Three years after releasing a debut which took 15 years to fully gestate,
the Easthills are back and ready to win over a wider audience with an album that rapidly expands their musical footprint.
The emphasis on their sophomore effort Fear and Temptation
is a collaborative energy that brings songwriters Hank Campbell and Will Barada in touch with several of their biggest songwriting influences. In particular, their work with Doug Gillard, of legendary Dayton indie-rock band Guided by Voices, impresses. Gillard worked personally on six of the songs on the new album, which the band will be releasing this week at a sold-out White Rabbit Cabaret show.
“I hear a drastic difference between albums,” says Campbell. “You still hear that sound that Will and I have when we sing together, which to me is the secret magic ingredient. But we've managed to build more dynamics into what's going on within that sound. Certainly putting Doug Gillard into that mix, that was a blessing that to me is just outstanding. I can't tell you how thrilled we were to hear these tracks where our hero did what he does … does as well as almost anyone in the business … on top of our music.”
Campbell says that collaboration came about almost by chance, a friend's introduction on Facebook leading Gillard to ask if he could hear any of the new Easthills songs in progress. As crazy as that sounds, Gillard backs it up.
“It doesn't happen much at all in that medium,” he says of the social media encounter. “Hank was very gracious, and approached as someone intimately familiar with my work and particular style. He sent two or three initial tracks, with lots of room in each to do things and add textures. I listened and got some ideas immediately.”
RELATED: Read our interview with Guided By Voices' guitarist Mitch Mitchell
Freed to add to the music as he saw fit, Gillard expanded on the songs, particularly early favorite “Snake in My Gut,” in ways that surprised Campbell in particular.
“It's amazing because he played that part [on “Snake in My Gut”] while hearing a pretty rough track of the demo,” he explains. “It'd be hard to imagine that song now without that part, but what he was able to do with so little, he's definitely a master of his craft.”
Though Gillard plays his role on a large portion of the album's tracks, the band also worked with Frank Hannon (Tesla) and Neal Doughty (REO Speedwagon)
, both artists the Easthills have opened for while building their touring reputation.
“We’re fortunate that we’ve been able to create relationships with some of the bands we've been lucky enough to open for,” says Barada. “All of those guys gave us classic examples of what they are known for, writing parts that added to the songs rather than trying to upstage them.”

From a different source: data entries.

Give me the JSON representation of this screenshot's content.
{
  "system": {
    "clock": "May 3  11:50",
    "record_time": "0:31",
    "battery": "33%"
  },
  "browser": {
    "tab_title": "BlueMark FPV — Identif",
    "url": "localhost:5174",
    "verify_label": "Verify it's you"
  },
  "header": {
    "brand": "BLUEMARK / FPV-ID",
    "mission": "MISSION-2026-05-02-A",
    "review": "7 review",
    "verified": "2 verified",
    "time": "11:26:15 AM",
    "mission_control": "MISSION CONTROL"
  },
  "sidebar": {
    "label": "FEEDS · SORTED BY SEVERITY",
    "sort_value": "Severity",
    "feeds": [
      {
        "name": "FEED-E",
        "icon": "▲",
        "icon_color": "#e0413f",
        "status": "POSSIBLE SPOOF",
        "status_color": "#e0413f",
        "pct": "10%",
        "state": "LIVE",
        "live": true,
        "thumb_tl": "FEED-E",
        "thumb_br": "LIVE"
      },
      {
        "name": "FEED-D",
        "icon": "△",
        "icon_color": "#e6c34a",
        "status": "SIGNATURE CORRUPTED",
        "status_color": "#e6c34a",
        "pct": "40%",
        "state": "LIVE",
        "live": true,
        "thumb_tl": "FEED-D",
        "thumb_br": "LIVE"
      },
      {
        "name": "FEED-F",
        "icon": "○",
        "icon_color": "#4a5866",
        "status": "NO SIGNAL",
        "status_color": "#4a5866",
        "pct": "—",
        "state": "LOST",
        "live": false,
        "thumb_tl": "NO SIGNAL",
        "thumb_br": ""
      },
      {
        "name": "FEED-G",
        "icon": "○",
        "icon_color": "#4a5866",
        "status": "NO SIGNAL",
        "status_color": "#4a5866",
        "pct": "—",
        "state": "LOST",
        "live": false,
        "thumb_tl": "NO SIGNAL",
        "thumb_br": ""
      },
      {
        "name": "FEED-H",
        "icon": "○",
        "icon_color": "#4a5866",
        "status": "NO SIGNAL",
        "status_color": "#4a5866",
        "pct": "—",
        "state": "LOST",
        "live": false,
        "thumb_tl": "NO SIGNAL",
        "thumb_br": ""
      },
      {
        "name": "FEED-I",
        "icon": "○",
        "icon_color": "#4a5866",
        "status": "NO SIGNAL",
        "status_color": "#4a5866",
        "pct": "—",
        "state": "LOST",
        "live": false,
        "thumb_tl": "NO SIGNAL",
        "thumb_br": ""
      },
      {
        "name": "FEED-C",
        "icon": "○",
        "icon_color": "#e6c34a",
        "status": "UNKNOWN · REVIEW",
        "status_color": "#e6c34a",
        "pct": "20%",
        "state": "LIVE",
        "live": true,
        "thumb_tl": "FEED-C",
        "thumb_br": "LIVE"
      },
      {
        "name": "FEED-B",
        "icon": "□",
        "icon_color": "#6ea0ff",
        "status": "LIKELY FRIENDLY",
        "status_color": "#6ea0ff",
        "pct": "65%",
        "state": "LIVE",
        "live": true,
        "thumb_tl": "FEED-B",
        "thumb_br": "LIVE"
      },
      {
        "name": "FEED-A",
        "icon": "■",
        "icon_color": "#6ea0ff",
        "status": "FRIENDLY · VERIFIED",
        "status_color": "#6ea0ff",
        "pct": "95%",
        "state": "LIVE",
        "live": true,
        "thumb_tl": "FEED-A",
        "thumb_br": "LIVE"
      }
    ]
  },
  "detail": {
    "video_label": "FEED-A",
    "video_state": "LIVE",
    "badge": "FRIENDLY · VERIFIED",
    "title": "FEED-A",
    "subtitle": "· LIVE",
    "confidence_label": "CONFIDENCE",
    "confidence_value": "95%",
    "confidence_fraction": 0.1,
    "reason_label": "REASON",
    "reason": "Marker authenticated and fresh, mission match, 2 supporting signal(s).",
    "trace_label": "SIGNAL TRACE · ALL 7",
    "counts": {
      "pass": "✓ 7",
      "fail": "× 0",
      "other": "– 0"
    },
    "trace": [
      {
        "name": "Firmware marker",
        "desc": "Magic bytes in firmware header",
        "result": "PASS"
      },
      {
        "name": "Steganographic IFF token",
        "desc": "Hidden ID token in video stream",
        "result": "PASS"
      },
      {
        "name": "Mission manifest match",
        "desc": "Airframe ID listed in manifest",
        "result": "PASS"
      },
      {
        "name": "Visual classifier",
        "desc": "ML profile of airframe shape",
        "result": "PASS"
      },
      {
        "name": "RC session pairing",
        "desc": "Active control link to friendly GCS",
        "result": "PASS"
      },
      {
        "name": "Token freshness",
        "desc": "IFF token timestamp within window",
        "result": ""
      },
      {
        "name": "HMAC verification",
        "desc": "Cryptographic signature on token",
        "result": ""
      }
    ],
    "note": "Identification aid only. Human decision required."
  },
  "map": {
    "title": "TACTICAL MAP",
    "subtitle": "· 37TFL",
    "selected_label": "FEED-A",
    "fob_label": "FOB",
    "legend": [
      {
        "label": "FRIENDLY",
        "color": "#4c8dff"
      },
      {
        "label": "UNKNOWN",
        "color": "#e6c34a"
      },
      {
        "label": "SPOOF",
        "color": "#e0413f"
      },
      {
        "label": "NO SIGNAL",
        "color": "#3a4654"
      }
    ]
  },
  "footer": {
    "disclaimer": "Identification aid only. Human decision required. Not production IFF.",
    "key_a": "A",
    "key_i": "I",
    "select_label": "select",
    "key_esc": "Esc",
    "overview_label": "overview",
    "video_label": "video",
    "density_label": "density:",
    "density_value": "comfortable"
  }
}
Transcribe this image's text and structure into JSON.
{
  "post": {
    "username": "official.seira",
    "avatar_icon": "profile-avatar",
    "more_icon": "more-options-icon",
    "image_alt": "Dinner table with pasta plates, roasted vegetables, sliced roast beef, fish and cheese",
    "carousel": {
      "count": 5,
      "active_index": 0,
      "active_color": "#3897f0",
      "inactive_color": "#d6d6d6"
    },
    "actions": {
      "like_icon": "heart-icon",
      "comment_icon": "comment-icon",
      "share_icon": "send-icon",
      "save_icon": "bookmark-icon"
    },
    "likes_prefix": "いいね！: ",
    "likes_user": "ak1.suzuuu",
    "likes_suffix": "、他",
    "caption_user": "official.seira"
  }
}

“Frank Hannon was very cool when we opened for Tesla at the Egyptian Room, and we'd opened for REO Speedwagon a few times and they'd been really responsive,” adds Campbell. “It's funny, because I don't liken us to classic rock, but the reality is we've played a lot of shows with that kind of thing, we've done a lot of that and their fans have always responded very well to us. So we certainly embrace that.”
The band plans to play a marathon set for the release show, including the entire new album and much of their older material, making it a chance for fans new and old alike to really acquaint themselves with the sound of the Easthills. This should serve them well in their goal to really get fans excited to spread the new songs to a wider audience.
“We're really going to try and put a big push behind this thing and really work to get it heard,” says Campbell. “We've never had a bad response to a live show, or anyone really listening to us. But I feel even stronger about this new album. We've really tried to put our best foot forward.”
As for collaborating with artists like Gillard, who they've admired for years, one thing stands out in Campbell's experience that he hopes to emulate as the band develops.
“We've noticed that the guys who really make it in this business, they're really talented but they also tend to be genuinely nice people too,” he laughs. “There are definitely reasons for why they stick around.”
If you go:
The Easthills Album Release Party
Saturday, February 27, 8 p.m.
White Rabbit Cabaret, 1116 Prospect St.
$8 - $10 (sold out), 21+